The first brook of the season
As we did last year, a few of us made plans to fish a small wild trout stream far away from all the fuss.  Alan, Kirk and I met for a country breakfast and then one to the stream of choice.  We were later joined by Pete and his son Matt.


Matt's first brook trout 

Things started off slow but eventually everyone was able to coax a brook trout to take a weighted soft hackle.  As the sun began to warm things up, I decided to see if I could coax a brook trout to take a royal wulff dry.  After a few drifts in the likely places a pair of brook trout were brought to hand and for the rest of the afternoon most of us fished various dries with success. A beautiful, warm spring day, brooks willing to chase down a dry, the camaraderie of others who enjoy small streams and corn bread....priceless!
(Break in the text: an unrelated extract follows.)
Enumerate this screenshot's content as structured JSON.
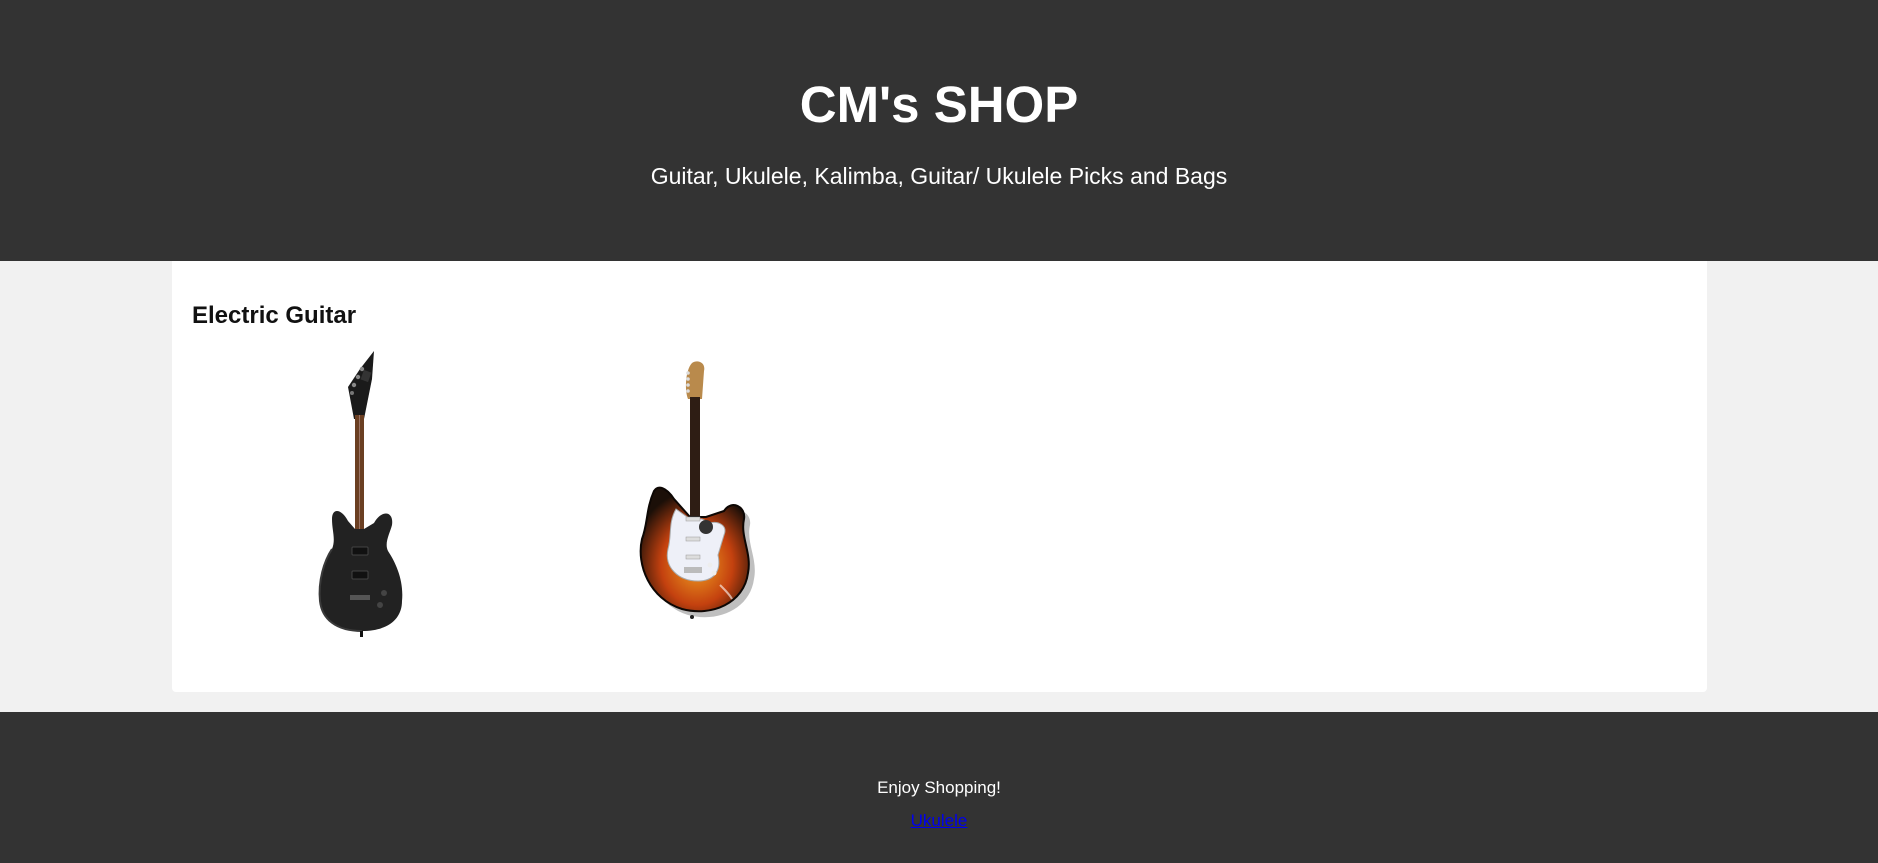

Saturday, April 4, 2015

Spring's first outing

Sin and Death have been defeated!

Happy Easter everyone!


It's been a long time since I was on a small stream!  Plans were made to meet  Alan and Kirk on a small wild trout stream.  When we made our plans we hadn't counted on the strong rains last night.  When I met Alan the stream was off color and quite high.

This freestone stream had an angry chalky look to it today!

Signs of spring!

I checked the water temp it was barely 40F, not very encouraging but it did feel nice to be out especially when the sun poked through!  Walking along the forest I did see a skunk cabbage here and there breaking through the earth indicating that warmer days are ahead.  I started with small beadhead white bugger but thought it was a little too bright for the water and switched to a black one.

I had one brief hookup in some softer water and thought that might be it for the day.  We finished up at a deep plunge pool and I thought I saw a quiet seam along the opposite bank.  I had one fish follow the bugger and then turn away at the last minute but I kept at it and managed to land a pretty little wild brown.  After that I called it quits and headed home content to spend some time outdoors with good friends.